Background: Hepatocellular carcinoma (HCC) is one of the common causes of cancer-related deaths worldwide. HCC commonly exhibits histologic polymorphism with rare cases described to have tumor cells with neuroendocrine features. The origin of these cells is unknown. It has been speculated that they either represent a histological component of the original HCC or differentiation under certain circumstances.

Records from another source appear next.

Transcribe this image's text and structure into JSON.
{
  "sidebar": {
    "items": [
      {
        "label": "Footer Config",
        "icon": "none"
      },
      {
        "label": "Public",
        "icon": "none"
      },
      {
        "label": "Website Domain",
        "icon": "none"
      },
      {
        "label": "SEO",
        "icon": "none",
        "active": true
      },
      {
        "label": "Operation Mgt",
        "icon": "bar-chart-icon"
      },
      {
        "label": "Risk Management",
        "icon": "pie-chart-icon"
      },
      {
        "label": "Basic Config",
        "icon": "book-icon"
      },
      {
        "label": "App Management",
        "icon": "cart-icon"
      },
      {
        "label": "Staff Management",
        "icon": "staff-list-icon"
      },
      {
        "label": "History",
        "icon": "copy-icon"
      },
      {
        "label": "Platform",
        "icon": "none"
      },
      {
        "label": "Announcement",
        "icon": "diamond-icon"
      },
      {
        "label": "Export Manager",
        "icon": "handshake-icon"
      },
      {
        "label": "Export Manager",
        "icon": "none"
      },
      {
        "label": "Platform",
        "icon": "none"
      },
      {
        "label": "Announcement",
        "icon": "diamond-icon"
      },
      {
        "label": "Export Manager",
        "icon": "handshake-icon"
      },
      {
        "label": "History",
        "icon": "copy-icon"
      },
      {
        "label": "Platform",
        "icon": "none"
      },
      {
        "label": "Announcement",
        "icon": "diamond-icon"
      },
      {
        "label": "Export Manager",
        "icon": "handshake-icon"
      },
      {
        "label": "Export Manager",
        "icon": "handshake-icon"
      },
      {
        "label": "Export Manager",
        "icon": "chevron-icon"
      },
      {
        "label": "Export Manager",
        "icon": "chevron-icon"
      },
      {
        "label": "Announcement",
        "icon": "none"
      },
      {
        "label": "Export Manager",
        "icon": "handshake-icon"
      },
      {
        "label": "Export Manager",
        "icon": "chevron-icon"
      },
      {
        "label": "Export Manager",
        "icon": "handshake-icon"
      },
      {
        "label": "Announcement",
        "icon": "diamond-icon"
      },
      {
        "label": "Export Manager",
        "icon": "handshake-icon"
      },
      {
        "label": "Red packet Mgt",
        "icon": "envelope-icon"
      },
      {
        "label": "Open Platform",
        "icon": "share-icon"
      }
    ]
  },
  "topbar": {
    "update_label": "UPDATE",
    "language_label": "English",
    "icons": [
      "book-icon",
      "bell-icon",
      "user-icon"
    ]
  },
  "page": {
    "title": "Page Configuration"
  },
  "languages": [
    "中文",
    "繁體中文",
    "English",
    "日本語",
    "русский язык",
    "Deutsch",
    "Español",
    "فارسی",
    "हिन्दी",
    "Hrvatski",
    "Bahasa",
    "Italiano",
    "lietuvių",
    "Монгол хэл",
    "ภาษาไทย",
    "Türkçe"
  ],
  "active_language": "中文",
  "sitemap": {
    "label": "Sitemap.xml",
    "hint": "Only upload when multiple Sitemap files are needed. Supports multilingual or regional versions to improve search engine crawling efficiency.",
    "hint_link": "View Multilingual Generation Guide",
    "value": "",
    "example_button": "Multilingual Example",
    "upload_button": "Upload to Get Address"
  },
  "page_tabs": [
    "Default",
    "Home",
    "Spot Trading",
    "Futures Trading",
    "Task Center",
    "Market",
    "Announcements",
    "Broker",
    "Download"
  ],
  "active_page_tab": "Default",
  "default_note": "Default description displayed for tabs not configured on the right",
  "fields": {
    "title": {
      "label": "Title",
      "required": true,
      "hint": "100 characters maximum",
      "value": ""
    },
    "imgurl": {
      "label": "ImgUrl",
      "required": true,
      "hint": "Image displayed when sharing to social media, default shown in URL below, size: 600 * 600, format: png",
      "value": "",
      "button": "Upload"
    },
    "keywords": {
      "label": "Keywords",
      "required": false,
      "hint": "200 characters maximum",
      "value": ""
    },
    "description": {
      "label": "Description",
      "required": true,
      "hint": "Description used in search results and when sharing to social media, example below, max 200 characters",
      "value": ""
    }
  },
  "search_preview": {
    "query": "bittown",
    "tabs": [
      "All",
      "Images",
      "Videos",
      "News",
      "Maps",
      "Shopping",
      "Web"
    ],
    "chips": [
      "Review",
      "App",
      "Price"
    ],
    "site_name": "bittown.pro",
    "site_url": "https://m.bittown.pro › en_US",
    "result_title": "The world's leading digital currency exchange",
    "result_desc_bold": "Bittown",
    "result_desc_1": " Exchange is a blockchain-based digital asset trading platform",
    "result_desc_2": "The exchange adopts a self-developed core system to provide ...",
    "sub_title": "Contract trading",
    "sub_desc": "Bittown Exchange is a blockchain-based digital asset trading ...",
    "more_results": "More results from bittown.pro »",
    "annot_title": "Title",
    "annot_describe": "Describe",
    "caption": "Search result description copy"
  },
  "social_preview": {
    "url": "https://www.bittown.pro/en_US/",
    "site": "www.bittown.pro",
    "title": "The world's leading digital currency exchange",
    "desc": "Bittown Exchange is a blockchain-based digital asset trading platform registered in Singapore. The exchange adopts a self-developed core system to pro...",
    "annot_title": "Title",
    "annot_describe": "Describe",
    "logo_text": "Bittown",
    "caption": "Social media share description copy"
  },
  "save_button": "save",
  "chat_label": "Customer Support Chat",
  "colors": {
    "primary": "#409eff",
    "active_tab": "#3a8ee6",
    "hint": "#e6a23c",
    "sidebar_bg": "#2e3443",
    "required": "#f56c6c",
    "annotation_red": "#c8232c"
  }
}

The prognosis and treatment of HCC with neuroendocrine differentiation is uncertain; however, the few existing reports show this tumor to have higher proliferative activity and malignant potential than ordinary HCC. We report an unusual case of HCC with neuroendocrine component with metastases, some of which composed entirely of the neuroendocrine component.
Design: Formalin fixed, paraffin embedded tissue was stained with H&E. Immunohistochemical stains with HepPar1, alpha-fetoprotein (AFP), thyroid transcription factor (TTF-1), synaptophysin (SYN), and chromogranin (CHR) were performed by using Ventana System and kits.
Results: The patient was a 54-year-old female with history of hepatitis C who underwent a liver transplant in 2008. Evaluation of the explanted liver showed a 1.0 cm moderately differentiated HCC with angiolymphatic invasion. The clinical course of the patient was complicated with retroperitoneal lymphadenopathy, biopsy of which showed high grade neuroendocrine carcinoma. The patient underwent chemotherapy, complicated with angioinvasive fungal infection. At the time of autopsy retroperitoneal lymphadenopathy and a lung nodule were noted. No possible primary site of malignancy was found. Lymph nodes retained metastatic neuroendocrine carcinoma. Examination of the lung nodule showed metastatic HCC with features identical to the primary liver tumor. Review of the surgically resected liver tumor revealed a population of small cells with neuroendocrine features, dispersed among ordinary HCC. These cells were negative for HepPar1, AFP&TTF-1 and positive for SYN&CHR.
Conclusions: We report an unusual case of HCC admixed with neuroendocrine carcinoma with multiple metastases, characterized by two distinct phenotypes- one, similar to the primary HCC lesion and second, composed entirely by the high grade neuroendocrine component. An occult neuroendocrine component of hepatocellular carcinoma may present as metastatic neuroendocrine carcinoma with an occult primary site.
Wednesday, March 24, 2010 9:30 AM
Poster Session V # 2, Wednesday Morning